Tuesday morning, I went to Costco. On the way there the radio DJs explained endlessly that the governor’s lockdown order began at 12:01 a.m. March 25 (Wednesday). I did not think that was particularly a hard concept to understand, but it went on and on, on more than one station.
I, for one, have had enough of the hate virus, the mean virus, and the judgment virus. Ive had enough of the yelling and the name-calling. Its infected all of us and made us all sick and tired. But we can radically change our behavior. We can do way more than just wash our hands, use sanitizer, and stay inside. This moment shows us how vulnerable we all are. It shows us how tied we are to one another. It shows us how we are all in this together.
The virus that causes coronavirus disease 2019 (COVID-19) is stable for several hours to days in aerosols and on surfaces, according to a new study from National Institutes of Health, CDC, UCLA and Princeton University scientists in The New England Journal of Medicine.
The coronavirus is causing unprecedented economic damage to Hawaii and the rest of the world. Millions of people could be ultimately laid off.
A poll released Sunday from NBC and the Wall Street Journal shows that there is a huge disparity between Democrats and Republicans about how seriously to take the Coronavirus. Seventy-nine percent of Democrats say that they believe the worst is yet to come, compared to only 40% of Republicans. Sixty-one percent of Democrats say they have stopped attending large public gatherings, while only 30% of Republicans say the same.

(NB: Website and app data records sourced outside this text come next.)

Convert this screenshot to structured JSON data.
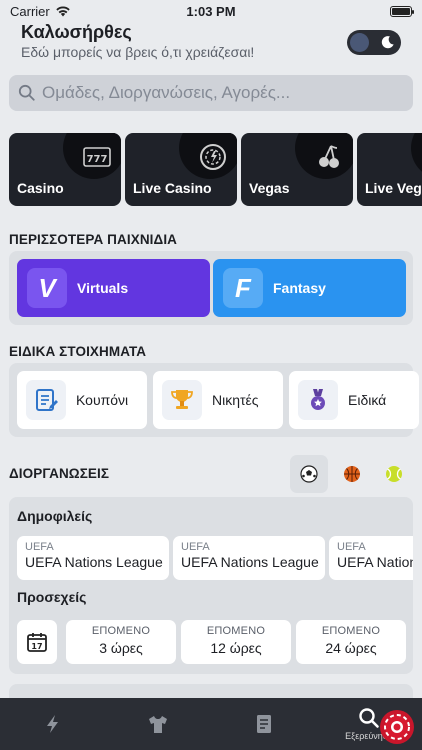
{
  "status_bar": {
    "carrier": "Carrier",
    "time": "1:03 PM"
  },
  "header": {
    "greeting": "Καλωσήρθες",
    "subtitle": "Εδώ μπορείς να βρεις ό,τι χρειάζεσαι!"
  },
  "search": {
    "placeholder": "Ομάδες, Διοργανώσεις, Αγορές..."
  },
  "casino": [
    {
      "label": "Casino",
      "icon": "slot-777-icon"
    },
    {
      "label": "Live Casino",
      "icon": "roulette-icon"
    },
    {
      "label": "Vegas",
      "icon": "cherries-icon"
    },
    {
      "label": "Live Vega",
      "icon": "live-vegas-icon"
    }
  ],
  "more_games": {
    "title": "ΠΕΡΙΣΣΟΤΕΡΑ ΠΑΙΧΝΙΔΙΑ",
    "items": [
      {
        "label": "Virtuals",
        "letter": "V",
        "color": "#6236e0"
      },
      {
        "label": "Fantasy",
        "letter": "F",
        "color": "#2a93f0"
      }
    ]
  },
  "special_bets": {
    "title": "ΕΙΔΙΚΑ ΣΤΟΙΧΗΜΑΤΑ",
    "items": [
      {
        "label": "Κουπόνι",
        "icon": "coupon-icon"
      },
      {
        "label": "Νικητές",
        "icon": "trophy-icon"
      },
      {
        "label": "Ειδικά",
        "icon": "medal-icon"
      }
    ]
  },
  "competitions": {
    "title": "ΔΙΟΡΓΑΝΩΣΕΙΣ",
    "sports": [
      "soccer-icon",
      "basketball-icon",
      "tennis-icon"
    ],
    "popular_title": "Δημοφιλείς",
    "popular": [
      {
        "sport": "UEFA",
        "name": "UEFA Nations League"
      },
      {
        "sport": "UEFA",
        "name": "UEFA Nations League"
      },
      {
        "sport": "UEFA",
        "name": "UEFA Nations League"
      }
    ],
    "upcoming_title": "Προσεχείς",
    "calendar_day": "17",
    "upcoming": [
      {
        "label": "ΕΠΟΜΕΝΟ",
        "value": "3 ώρες"
      },
      {
        "label": "ΕΠΟΜΕΝΟ",
        "value": "12 ώρες"
      },
      {
        "label": "ΕΠΟΜΕΝΟ",
        "value": "24 ώρες"
      }
    ]
  },
  "tab_bar": {
    "tabs": [
      {
        "icon": "lightning-icon"
      },
      {
        "icon": "jersey-icon"
      },
      {
        "icon": "betslip-icon"
      },
      {
        "icon": "search-icon",
        "label": "Εξερεύνηση",
        "active": true
      }
    ]
  }
}
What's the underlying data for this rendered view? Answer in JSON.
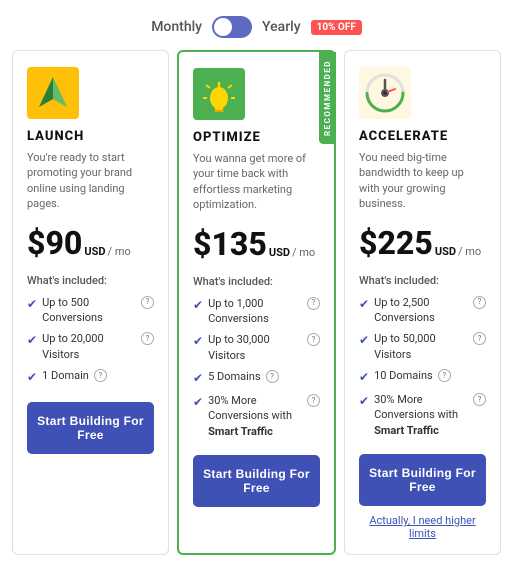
{
  "billing": {
    "monthly_label": "Monthly",
    "yearly_label": "Yearly",
    "discount_label": "10% OFF"
  },
  "plans": [
    {
      "id": "launch",
      "name": "LAUNCH",
      "description": "You're ready to start promoting your brand online using landing pages.",
      "price": "$90",
      "currency": "USD",
      "period": "/ mo",
      "whats_included": "What's included:",
      "features": [
        {
          "text": "Up to 500 Conversions",
          "info": true
        },
        {
          "text": "Up to 20,000 Visitors",
          "info": true
        },
        {
          "text": "1 Domain",
          "info": true
        }
      ],
      "cta": "Start Building For Free",
      "recommended": false
    },
    {
      "id": "optimize",
      "name": "OPTIMIZE",
      "description": "You wanna get more of your time back with effortless marketing optimization.",
      "price": "$135",
      "currency": "USD",
      "period": "/ mo",
      "whats_included": "What's included:",
      "features": [
        {
          "text": "Up to 1,000 Conversions",
          "info": true
        },
        {
          "text": "Up to 30,000 Visitors",
          "info": true
        },
        {
          "text": "5 Domains",
          "info": true
        },
        {
          "text": "30% More Conversions with ",
          "bold_suffix": "Smart Traffic",
          "info": true
        }
      ],
      "cta": "Start Building For Free",
      "recommended": true,
      "recommended_label": "RECOMMENDED"
    },
    {
      "id": "accelerate",
      "name": "ACCELERATE",
      "description": "You need big-time bandwidth to keep up with your growing business.",
      "price": "$225",
      "currency": "USD",
      "period": "/ mo",
      "whats_included": "What's included:",
      "features": [
        {
          "text": "Up to 2,500 Conversions",
          "info": true
        },
        {
          "text": "Up to 50,000 Visitors",
          "info": true
        },
        {
          "text": "10 Domains",
          "info": true
        },
        {
          "text": "30% More Conversions with ",
          "bold_suffix": "Smart Traffic",
          "info": true
        }
      ],
      "cta": "Start Building For Free",
      "recommended": false,
      "higher_limits_label": "Actually, I need higher limits"
    }
  ]
}
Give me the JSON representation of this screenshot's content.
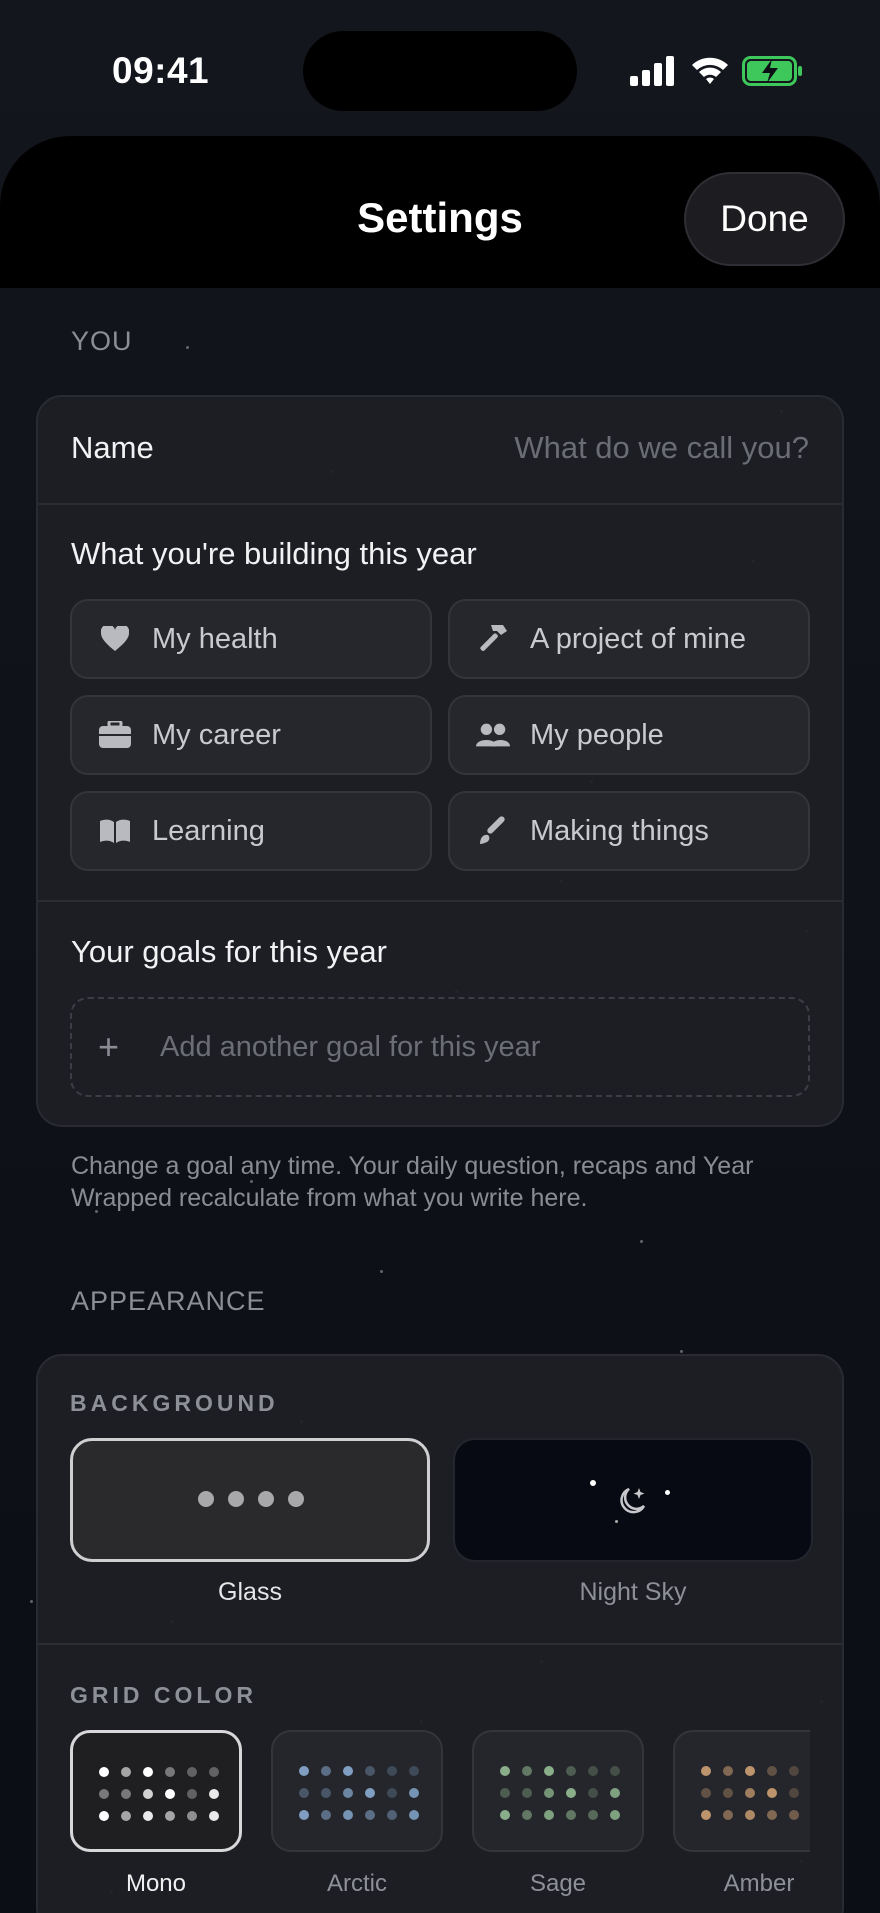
{
  "status_bar": {
    "time": "09:41"
  },
  "header": {
    "title": "Settings",
    "done_label": "Done"
  },
  "you_section": {
    "label": "YOU",
    "name_label": "Name",
    "name_placeholder": "What do we call you?",
    "building_label": "What you're building this year",
    "chips": [
      {
        "label": "My health",
        "icon": "heart-icon"
      },
      {
        "label": "A project of mine",
        "icon": "hammer-icon"
      },
      {
        "label": "My career",
        "icon": "briefcase-icon"
      },
      {
        "label": "My people",
        "icon": "people-icon"
      },
      {
        "label": "Learning",
        "icon": "book-icon"
      },
      {
        "label": "Making things",
        "icon": "paintbrush-icon"
      }
    ],
    "goals_label": "Your goals for this year",
    "add_goal_placeholder": "Add another goal for this year",
    "footnote": "Change a goal any time. Your daily question, recaps and Year Wrapped recalculate from what you write here."
  },
  "appearance_section": {
    "label": "APPEARANCE",
    "background_label": "BACKGROUND",
    "backgrounds": [
      {
        "label": "Glass",
        "selected": true
      },
      {
        "label": "Night Sky",
        "selected": false
      }
    ],
    "grid_color_label": "GRID COLOR",
    "grid_colors": [
      {
        "label": "Mono",
        "color": "#ffffff",
        "selected": true
      },
      {
        "label": "Arctic",
        "color": "#8fb4dc",
        "selected": false
      },
      {
        "label": "Sage",
        "color": "#9cc79a",
        "selected": false
      },
      {
        "label": "Amber",
        "color": "#d8a878",
        "selected": false
      }
    ]
  },
  "colors": {
    "background": "#0d0f16",
    "card": "#1e1f25",
    "text_primary": "#f2f2f4",
    "text_secondary": "#8c8e96",
    "battery_fill": "#3ec75a"
  }
}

The Feb. 27 My Turn column opposing legislation to lower the blood alcohol concentration (BAC) limit in the state to .05% comes from an organization that is funded by members of the alcohol and hospitality industry and has never supported lower BAC limits. Shortly before the Senate passage of Senate Bill (SB) 2234 to enact a 0.05% BAC limit statewide, the same organization used the same misdirected scare tactics it employed when it opposed nationwide efforts to lower BAC from 0.10 to 0.08% in the late 1990s.
Sometimes a little hysteria is a good thing. It can wake up the complacent. Maybe, this time there is something really wrong. Once you are alert, its time to think how to react. Which existential crisis gets priority? My guess is the one that can kill you now, but its a mistake to let immediate problems distract you entirely from long-term goals. The one decision that is almost always wrong is to do nothing. Make a decision.